The world of Artisan Cheese is exploding in popularity these days. With the banishment of the fat-free fad diets of decades past, consumers are becoming more adventurous in the world of handmade cheeses. Here at Bartlett's, we carry an array of regional cheeses from in and around New England, as well as many imported cheeses from around the globe. There are a variety of different milks that are used to make cheese. Cow's milk, goat's milk, sheep's milk, even buffalo milk. Here we will delve into what makes them different, and how best to pair and enjoy them. Happy reading!
Cow's Milk Cheese
The majority of the world's cheeses are produced using cow's milk, which is known for its creamy and mild flavor. Since cows produce more milk than sheep and goats, cow's milk cheeses are typically more affordable. Cheddar, provolone and gouda are all cow's milk cheeses, and familiar to most consumers. Cow's milk is also used for asiago, brie, grana padano and taleggio. Cheeses can range from soft to hard. Depending on the style, cow's milk cheeses are extremely versatile in cooking applications and as additions to a cheese board. Cheddar cheese, mozzarella cheese and swiss cheeses are all made from cow's milk,
whose versatility knows no bounds.
Von Trapp Farmstead "Oma," and Jasper Hill Cellars "Landaff" are two of our favorites.
Goat's Milk Cheese
Most goat cheeses are produced in France, though domestic production has picked up since the 1990s. Goat cheese, or chre, has a tangy flavor and unique aroma, which differs slightly depending on how long it's aged.
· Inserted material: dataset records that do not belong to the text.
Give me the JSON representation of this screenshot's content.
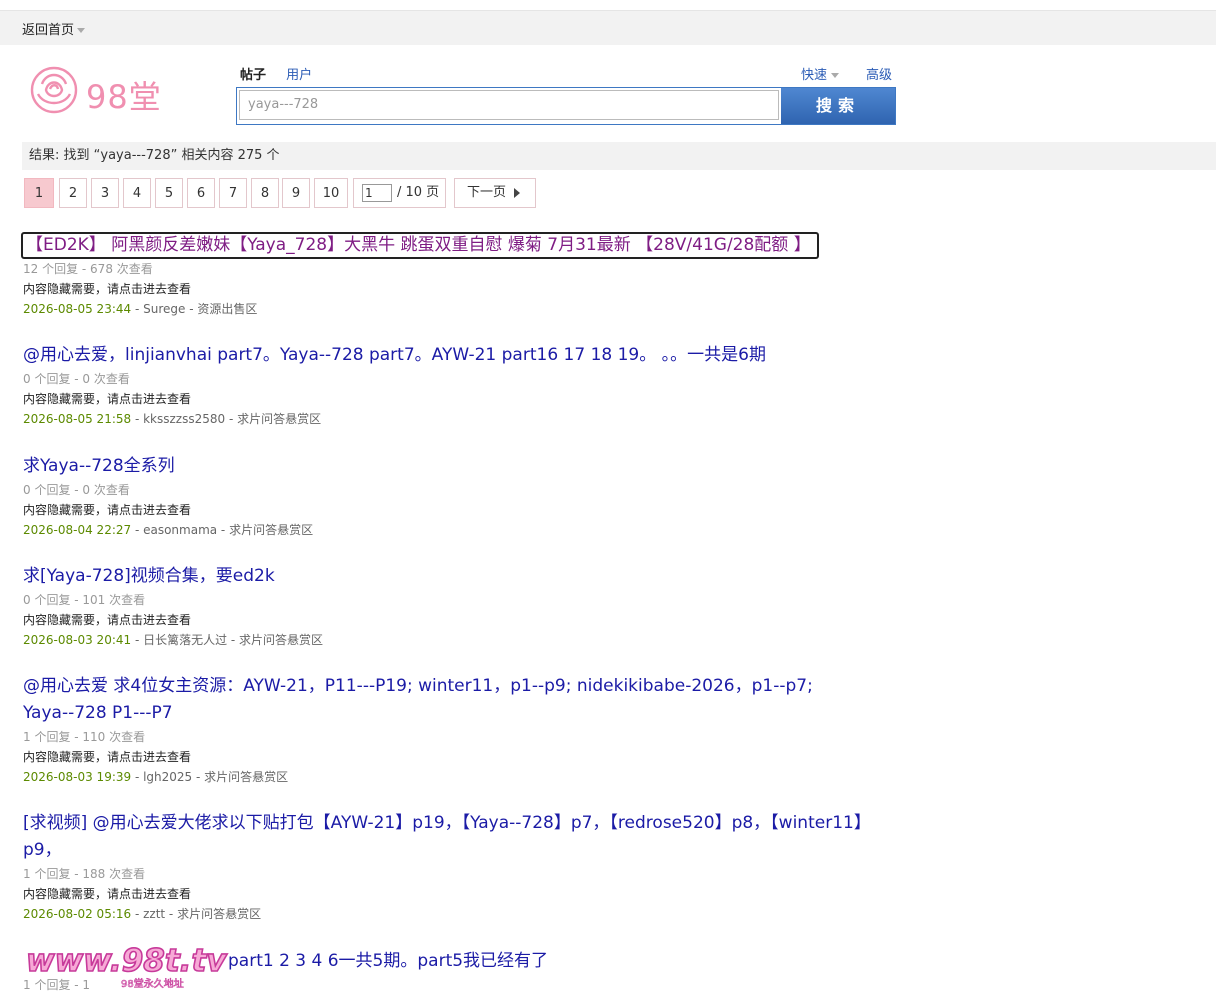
{
  "topbar": {
    "home_label": "返回首页"
  },
  "logo": {
    "text": "98堂"
  },
  "search": {
    "tab_posts": "帖子",
    "tab_users": "用户",
    "quick_label": "快速",
    "advanced_label": "高级",
    "query": "yaya---728",
    "button_label": "搜索"
  },
  "result_summary": "结果: 找到 “yaya---728” 相关内容 275 个",
  "pager": {
    "pages": [
      "1",
      "2",
      "3",
      "4",
      "5",
      "6",
      "7",
      "8",
      "9",
      "10"
    ],
    "current": "1",
    "jump_value": "1",
    "total_label": "/ 10 页",
    "next_label": "下一页"
  },
  "results": [
    {
      "title": "【ED2K】 阿黑颜反差嫩妹【Yaya_728】大黑牛 跳蛋双重自慰 爆菊 7月31最新 【28V/41G/28配额 】",
      "meta": "12 个回复 - 678 次查看",
      "desc": "内容隐藏需要，请点击进去查看",
      "date": "2026-08-05 23:44",
      "info_rest": " - Surege - 资源出售区"
    },
    {
      "title": "@用心去爱，linjianvhai part7。Yaya--728 part7。AYW-21 part16 17 18 19。 。。一共是6期",
      "meta": "0 个回复 - 0 次查看",
      "desc": "内容隐藏需要，请点击进去查看",
      "date": "2026-08-05 21:58",
      "info_rest": " - kksszzss2580 - 求片问答悬赏区"
    },
    {
      "title": "求Yaya--728全系列",
      "meta": "0 个回复 - 0 次查看",
      "desc": "内容隐藏需要，请点击进去查看",
      "date": "2026-08-04 22:27",
      "info_rest": " - easonmama - 求片问答悬赏区"
    },
    {
      "title": "求[Yaya-728]视频合集，要ed2k",
      "meta": "0 个回复 - 101 次查看",
      "desc": "内容隐藏需要，请点击进去查看",
      "date": "2026-08-03 20:41",
      "info_rest": " - 日长篱落无人过 - 求片问答悬赏区"
    },
    {
      "title": "@用心去爱 求4位女主资源：AYW-21，P11---P19; winter11，p1--p9; nidekikibabe-2026，p1--p7; Yaya--728 P1---P7",
      "meta": "1 个回复 - 110 次查看",
      "desc": "内容隐藏需要，请点击进去查看",
      "date": "2026-08-03 19:39",
      "info_rest": " - lgh2025 - 求片问答悬赏区"
    },
    {
      "title": "[求视频] @用心去爱大佬求以下贴打包【AYW-21】p19，【Yaya--728】p7，【redrose520】p8，【winter11】p9，",
      "meta": "1 个回复 - 188 次查看",
      "desc": "内容隐藏需要，请点击进去查看",
      "date": "2026-08-02 05:16",
      "info_rest": " - zztt - 求片问答悬赏区"
    },
    {
      "title": "part1 2 3 4 6一共5期。part5我已经有了",
      "meta": "1 个回复 - 1",
      "desc": "",
      "date": "",
      "info_rest": ""
    }
  ],
  "watermark": {
    "text": "www.98t.tv",
    "subtext": "98堂永久地址"
  }
}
The fat content is similar to cow's milk cheeses, though the taste differs due to the fatty acids and what the goats are fed on. Goat milk contains less lactose than cow's milk, which lessens your exposure to this milk sugar, an important benefit if you're lactose-intolerant. Additionally, when compared to cow's milk, goat's milk provides more calcium, potassium, vitamin A, vitamin B-6, selenium, copper and niacin. Like cow's milk cheeses, goat cheeses can range from soft to hard, and are also made into similar cow's milk varieties like goat Gouda, blue cheese, or cheddar. Typically, the tangy, soft goat chevre cheeses are well suited to complement fresh salads, dishes with fresh herbs, or crumbled on top of roasted vegetables, pizzas, and egg dishes.
Some of our favorite goat cheeses include
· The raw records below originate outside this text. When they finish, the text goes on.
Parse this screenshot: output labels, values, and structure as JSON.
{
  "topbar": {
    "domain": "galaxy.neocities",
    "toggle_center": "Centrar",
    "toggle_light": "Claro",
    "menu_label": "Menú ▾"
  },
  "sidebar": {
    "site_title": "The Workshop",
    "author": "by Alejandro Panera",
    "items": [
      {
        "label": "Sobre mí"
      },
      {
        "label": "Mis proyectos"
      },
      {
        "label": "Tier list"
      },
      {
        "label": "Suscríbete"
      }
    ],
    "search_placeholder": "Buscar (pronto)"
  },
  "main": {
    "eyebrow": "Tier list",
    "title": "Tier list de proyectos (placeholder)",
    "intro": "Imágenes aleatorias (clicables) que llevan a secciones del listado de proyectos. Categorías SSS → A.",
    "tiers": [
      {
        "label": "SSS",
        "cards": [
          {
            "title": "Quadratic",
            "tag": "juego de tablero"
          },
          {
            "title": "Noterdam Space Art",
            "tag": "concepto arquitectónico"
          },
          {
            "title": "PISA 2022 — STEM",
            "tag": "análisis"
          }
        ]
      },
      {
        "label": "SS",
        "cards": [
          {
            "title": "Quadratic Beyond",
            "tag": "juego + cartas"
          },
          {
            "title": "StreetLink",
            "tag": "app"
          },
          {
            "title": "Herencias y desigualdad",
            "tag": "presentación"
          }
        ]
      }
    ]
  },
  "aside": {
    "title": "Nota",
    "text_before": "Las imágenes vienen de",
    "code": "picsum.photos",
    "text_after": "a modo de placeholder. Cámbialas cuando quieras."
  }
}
Cypress Grove Humboldt Fog, Bucherondin, and La Tur.
Sheep's Milk Cheese
Sheep's milk cheeses are almost always semi-soft and are known for their smooth texture and slightly oily property. Sheep's milk cheeses include feta, halloumi, manchego and pecorino Romano. Contrary to popular belief, sheep's milk is similar in flavor to cow's milk, exhibiting buttery qualities without the barnyard pungency that goat's milk sometimes can have.
Sheep's milk contains more total solids, fat, protein, carbohydrates, calcium and phosphorus than cow's and goat's milk. Sheep's milk is also highly nutritious, containing more vitamin A, B, and E than cow's milk. Both sheep's and goat's milk are more easily digested than cow's milk and have less lactose present in the milk as well. Sheep's milk is commonly made into cheese, butter and sometimes yogurt. The semi-hard varieties are well suited to light-bodied red wines, while the blue varieties would pair well with citrusy or sweet white wines or sherries. Pairing Sheep's cheeses with nuts, olives, and herbaceous breads and crackers are sure winners as they complement the nutty, savory and grassy notes present in the milk. Sheep feta is a fine choice for a little salty boost to a variety of dishes.
Some sheep's milk cheeses we love are
Manchego Artesano, P'tit Basque and Ossau Iraty.